barbour.jpgSpeaking yesterday to an American Legion youth program in Jackson, Mississippi Gov. Haley Barbour said he has thought about running for president -- but that he won't think about it anymore until after 2010.

His remarks came following his speech to delegates attending the American Legion Boys State, a civics education program for high school boys created in 1935 to counter the Fascist Party's Young Pioneer Camps. The Associated Press reports:
"Anybody who's even thinking about this before the end of 2010, there's no need to think about it, and I'm not going to think about it until after 2010," Barbour said after his speech.
Adding to the speculation over a possible 2012 presidential bid by Barbour is the fact that he has scheduled trips to Iowa and New Hampshire next month to raise funds for those states' Republican parties, WLBT reports.

Barbour told the gathering that he was focused on upcoming gubernatorial elections in New Jersey and Virginia, where Democratic Gov. Tim Kaine can't run again because the state does not allow consecutive gubernatorial terms. In the June 9 Democratic primary, Virginia voters will choose someone from among former Democratic National Committee Chair Terry McAuliffe, longtime state Delegate Brian Moran and state Sen. Creigh Deeds for a fall face-off with Republican Bob McDonnell, a graduate of Rev. Pat Robertson's Regent University law school and the top recipient of Robertson's campaign cash.

But the AP noted that Barbour sounded at times as if he were making a stump speech. At one point he compared his background with that of President Obama, saying he thought it was more valuable for a president to come from a business background than from the Senate.

He also said Obama was the first U.S. Senator elected president since Harry Truman -- apparently forgetting about John F. Kennedy.

Before being elected governor in 2003, Barbour worked as a lawyer and lobbyist, founding Barbour & Rogers LLC, which went on to became one of the most powerful lobbying firms in Washington and earned millions working on behalf of the tobacco industry.
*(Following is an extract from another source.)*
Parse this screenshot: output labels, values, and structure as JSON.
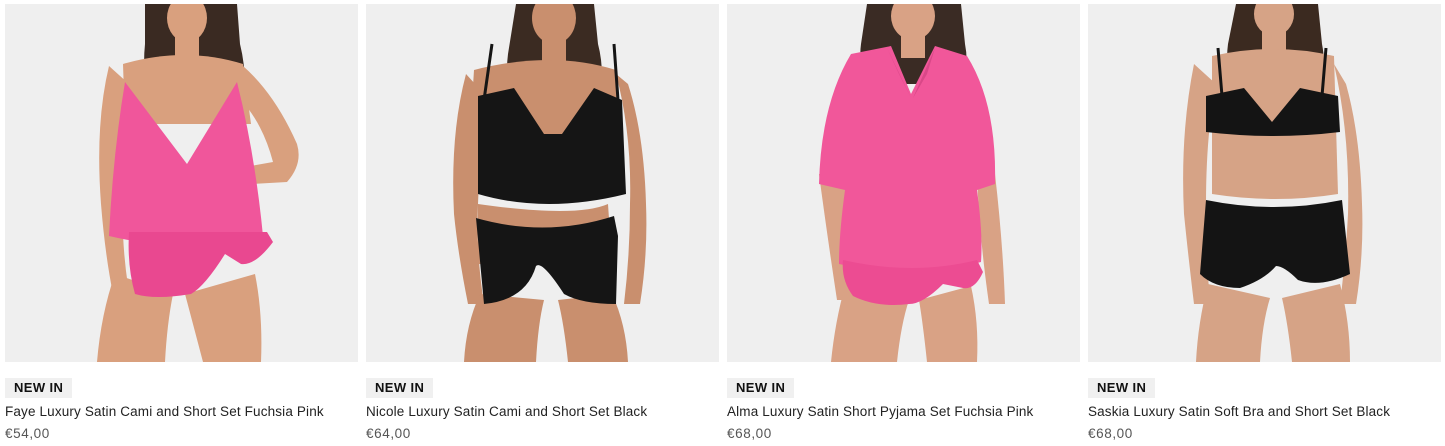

He also chaired the Republican National Committee from 1993 to 1997 and engineered the GOP's capture of both the U.S. Senate and House for the first time since 1954.

Barbour has sparked various controversies during his time in politics, particularly around race and class issues. In 1982, while running a race for U.S. Senate that he eventually lost, a press aide complained to him that "coons" were going to be at a campaign stop at the state fair. In front of reporters, Barbour warned the aide to stop using racist language or he would be "reincarnated as a watermelon and placed at the mercy of blacks."

During his 2003 run for governor, Barbour again raised eyebrows when he spoke at the Blackhawk Rally, a fundraiser for a council school in Blackhawk, Miss. Also known as academies, these private schools were created by the White Citizens' Council movement to avoid racial integration. The rally was hosted by the Council of Conservative Citizens, which fought school integration.

In the wake of Hurricane Katrina, Barbour was widely praised for his success in responding to the disaster and in getting reconstruction funds for Mississippi. But as Chris Kromm and I reported in a 2007 story for Salon, the recovery in some of the state's hardest-hit areas was plagued with serious problems, with some small towns fearing bankruptcy. Barbour also raised the ire of his state's social justice advocates by diverting $600 million in federal funds from a program to help low-income homeowners who suffered losses in the storm in order to spruce up the state's port at Gulfport -- a move that led to a lawsuit filed late last year.

More recently, Barbour opposed President Obama's federal stimulus plan, joining his fellow Republican governors from Alabama, Louisiana, South Carolina and Texas in objecting to its expansion of unemployment benefits. Last month the unemployment rate in Mississippi fell slightly to 8.6% to match the U.S. rate, though rates were still as high as 11.4% in some Delta counties.

A 2007 report by the U.S. Census Bureau found that Mississippi was the poorest state in the nation, with a median household income of $34,473 and a per capita income of $9,432. Poverty is an even greater problem for African-Americans in Mississippi, where a typical black woman earns less today than the typical American in 1960, and where infant mortality rates for nonwhites are about the same as Libya.

Barbour is currently involved in the Republican Party's National Council for a New America, a controversial initiative of House Minority Whip Eric Kantor (R-Va.) that aims to re-brand the GOP as more inclusive and forward-looking.

(Photo of Haley Barbour from the Mississippi governor's office)